GOWs and WOWs tend to be VERY sympathetic, patient people with an extraordinary capacity for empathy. Because of this, they either put their own needs on the back burner to "wait upon" the W's grief needs, or they try to convince themselves that things will be better if only they hang in there and await some kind of payoff for their patience, thus enduring the W's shenanigans as any good martyr would. These are not healthy ways to have a relationship!

Sometimes the best thing a GOW can do is to take the "W" out of the equation. What I mean is simply that the GOW who receives nothing from her W should ask herself, "Would I still be with a man who WASN'T a widower if he treated me the way my W does?"

In most cases, the answer would be a resounding NO! So....why would anyone put up with bad behaviour from a W just because he's a W?!

Blessings...

~JDA

Monday, March 16, 2009

Welcome to my new blog!!

Hi! Welcome to my new blog!

My name is Julie Donner Andersen, and I am the author of a book for wives and girlfriends of widowers, entitled "PAST: Perfect! PRESENT: Tense! Insights From One Woman's Journey as the Wife of a Widower" (sold at Amazon.com, through the publisher iUniverse.com, as well as via my website, http://www.juliedonnerandersen.com/). My website offers an interactive message board to subscribers who wish to communicate with other wives and girlfriends of widowers, as well as widowers who are ready to date again. All are welcome!!

You can also access some of my published articles that are not in my book by clicking to the following: http://www.authorsden.com/juliedonnerandersen.

Feel free to subscribe to a feed for this blog so you won't miss an issue. I welcome any comments or questions you may want to leave via the "comments" hotlink at the end of each blog post. Your question may be answered/used in an upcoming blog post!

The purpose of this blog is simple: As a wife of a widower myself, I want to empower other WOWs (Wives Of Widowers) and GOWs (Girlfriends Of Widowers) by offering comfort, support, encouragement, and validation of your feelings and issues.
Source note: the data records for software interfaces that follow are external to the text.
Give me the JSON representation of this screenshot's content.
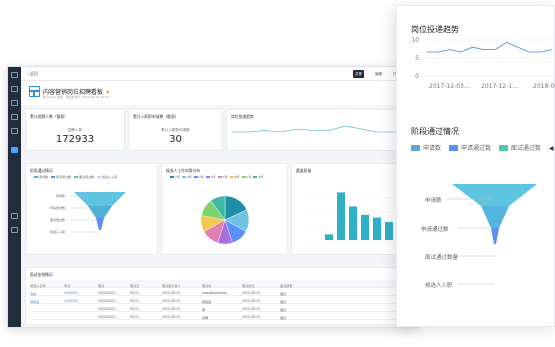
{
  "topbar": {
    "back_label": "返回",
    "share_label": "共享",
    "edit_label": "编辑",
    "print_label": "打印"
  },
  "board": {
    "title": "内容营销岗位招聘看板",
    "subtitle": "由 Leyan 创建，最近修改于 2021-06-15 10:20"
  },
  "kpis": [
    {
      "title": "累计招聘人数（整表）",
      "label": "招聘人数",
      "value": "172933"
    },
    {
      "title": "累计入职职申请数（截面）",
      "label": "累计入职职申请数",
      "value": "30"
    }
  ],
  "trend_card": {
    "title": "岗位投递趋势"
  },
  "funnel_card": {
    "title": "阶段通过情况",
    "legend": [
      "申请数",
      "申请通过数",
      "面试通过数",
      "候选人入职"
    ],
    "labels": [
      "申请数",
      "申请通过数",
      "面试通过数",
      "候选人入职"
    ]
  },
  "pie_card": {
    "title": "候选人工作年限分布",
    "legend": [
      "1年",
      "2年",
      "3年",
      "4年",
      "5年",
      "6年",
      "7年",
      "8年"
    ]
  },
  "bar_card": {
    "title": "渠道质量"
  },
  "table_card": {
    "title": "面试安排情况",
    "headers": [
      "候选人名称",
      "申请",
      "面试",
      "面试日",
      "面试官负责人",
      "面试地",
      "面试结论",
      "面试结果"
    ],
    "rows": [
      [
        "沈航",
        "1009351",
        "10/15/2021",
        "00:11",
        "2021-06-15",
        "zhangshanming",
        "2021-06-15",
        "通过"
      ],
      [
        "谭晓龙",
        "1109352",
        "10/15/2021",
        "00:11",
        "2021-06-15",
        "杨建鑫",
        "2021-06-15",
        "通过"
      ],
      [
        "",
        "",
        "10/15/2021",
        "00:11",
        "2021-06-15",
        "李",
        "2021-06-15",
        "通过"
      ],
      [
        "",
        "",
        "10/15/2021",
        "00:11",
        "2021-06-15",
        "张明",
        "2021-06-15",
        "通过"
      ]
    ]
  },
  "panel": {
    "trend_title": "岗位投递趋势",
    "trend_ticks": [
      "10",
      "5",
      "0"
    ],
    "trend_x": [
      "2017-12-03...",
      "2017-12-1...",
      "2018-01-0..."
    ],
    "funnel_title": "阶段通过情况",
    "legend": [
      "申请数",
      "申请通过数",
      "面试通过数"
    ],
    "funnel_labels": [
      "申请数",
      "申请通过数",
      "面试通过数量",
      "候选人入职"
    ]
  },
  "colors": {
    "sidebar": "#1f2d3d",
    "accent": "#2f8fdd",
    "funnel1": "#5fa6d6",
    "funnel2": "#5b8ff9",
    "funnel3": "#52c4b0",
    "bar": "#2fb0c8"
  },
  "chart_data": [
    {
      "type": "line",
      "title": "岗位投递趋势",
      "x": [
        "2017-12-03",
        "2017-12-1",
        "2018-01-0"
      ],
      "series": [
        {
          "values": [
            10,
            10,
            11,
            10,
            12,
            11,
            11,
            14,
            12,
            10,
            10,
            11
          ]
        }
      ],
      "ylim": [
        0,
        15
      ]
    },
    {
      "type": "bar",
      "title": "渠道质量",
      "categories": [
        "渠道1",
        "渠道2",
        "渠道3",
        "渠道4",
        "渠道5",
        "渠道6"
      ],
      "values": [
        10,
        85,
        60,
        45,
        40,
        32
      ]
    },
    {
      "type": "pie",
      "title": "候选人工作年限分布",
      "categories": [
        "1年",
        "2年",
        "3年",
        "4年",
        "5年",
        "6年",
        "7年",
        "8年"
      ],
      "values": [
        18,
        15,
        12,
        10,
        12,
        11,
        12,
        10
      ]
    }
  ]
}
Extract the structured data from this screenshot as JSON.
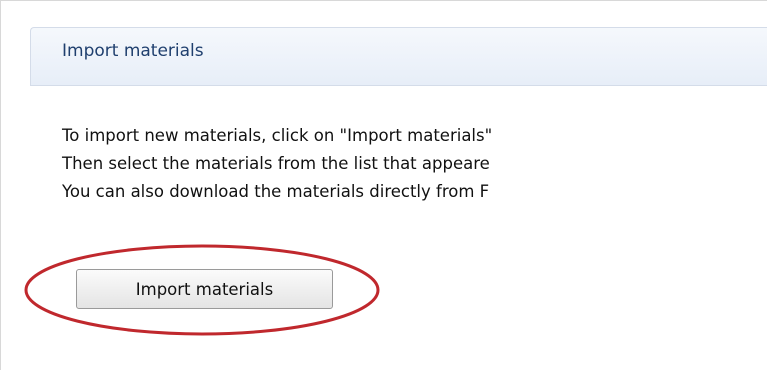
{
  "panel": {
    "title": "Import materials"
  },
  "instructions": {
    "line1": "To import new materials, click on \"Import materials\"",
    "line2": "Then select the materials from the list that appeare",
    "line3": "You can also download the materials directly from F"
  },
  "actions": {
    "import_button_label": "Import materials"
  },
  "colors": {
    "annotation_oval": "#c0282d",
    "header_text": "#1f3f6e"
  }
}
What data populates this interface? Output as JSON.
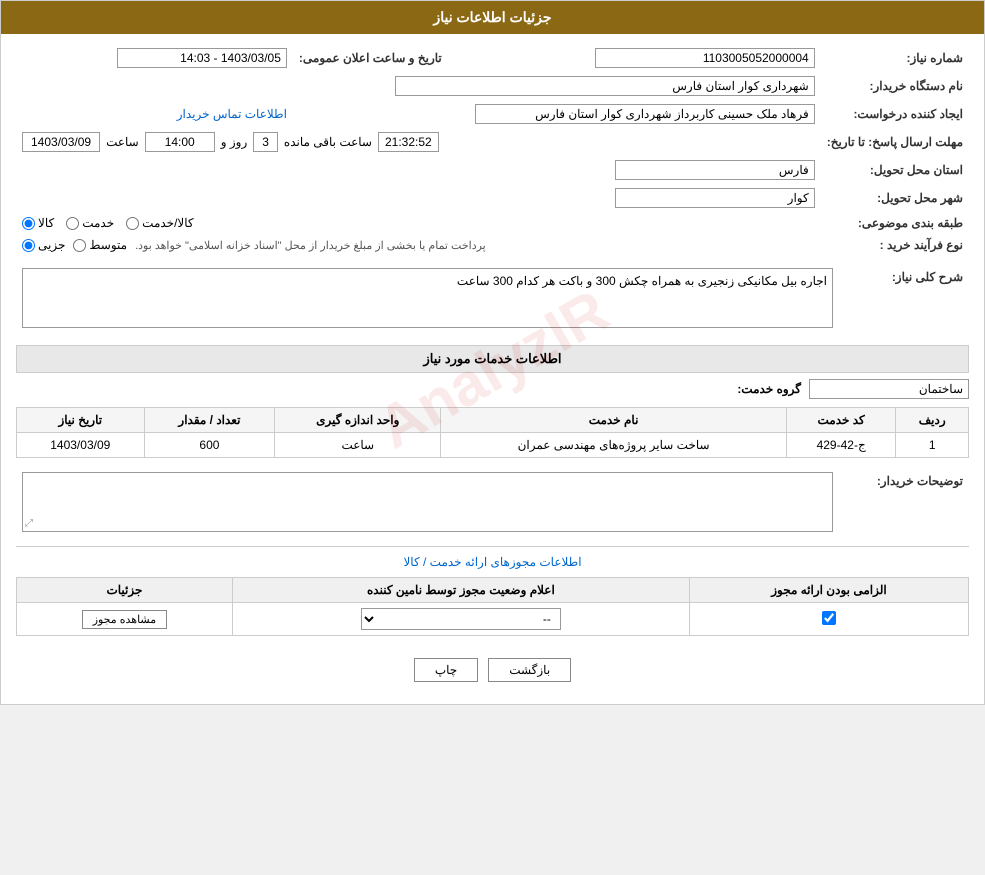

As well, I want to offer WOWs and GOWs advice and a "game plan" to survive the tough times.

It's not easy "Loving A Widower", but the payoff is great!

Blessings...

~JDA